He was also the figure who had been promised as ushering in the Messiah
– the Elijah figure to whom earlier prophetic traditions had looked
forward. But John had to end his days in captivity, he who had roamed
freely in the wilds of his country. He had to die in hope, believing that
he had made room for the one who would bring about the fulfilment of the
prophets’ and the peoples’ wishes.
Three men were marooned on a desert island. As the days slowly went by,
they dreamed of what it would be like to be at home with their friends
and family, to be back at their jobs doing the things they loved. One
day one of the men found a bottle that contained a genie. He opened the
bottle and the genie announced that he would grant each of them one wish.

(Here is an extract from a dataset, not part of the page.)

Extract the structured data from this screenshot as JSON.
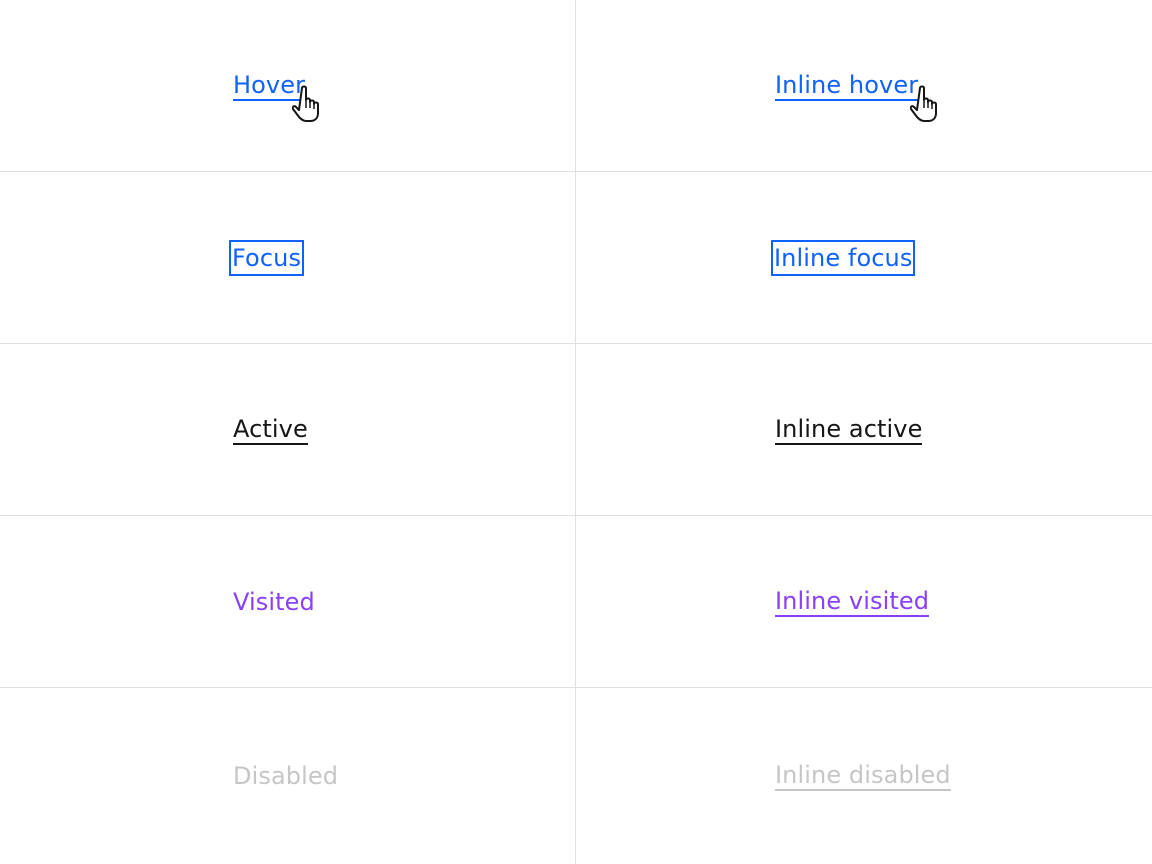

One of the men said, "Boy, I want to be back in England with my wife
and kids." POOF--he was gone.
The second man immediately said, "I want to be back at home with
my fiancé" and again in a flash he was gone.
The third man was left all alone sitting on the sandy beach. He said,
"Boy, it really is lonely with my friends gone. I sure wish they
were back here with me again.
be hoping for all sorts of things this Christmas – and if we were
granted our wildest dreams by a genie, we might find what one wants goes
against the hopes of another. Many of the world’s wishes can now
be granted by science, technology and medical knowledge: many of the things
that Jesus told John he was doing can now be done by humans: the blind,
lame, deaf and diseased can be cured. We also have it within us to make
sure the poor are lifted out of their poverty. But there remain many other
things we long for – this week’s news carries the “hopes
and fears of the all the years” – the world’s leaders
gathered in Bali to stop global warming; Europe’s leaders in Lisbon
signing a treaty for peace and prosperity on our continent; even hope
for the future of our national game with the appointment of an Italian
During this season of preparation for Christmas we are reminded by James
that we are to wait patiently not just for the fulfilment of our wishes,
but for the coming of the Lord, for whom we make room, just like John
the Baptist or even the young Darren!
© Rev Paul Smith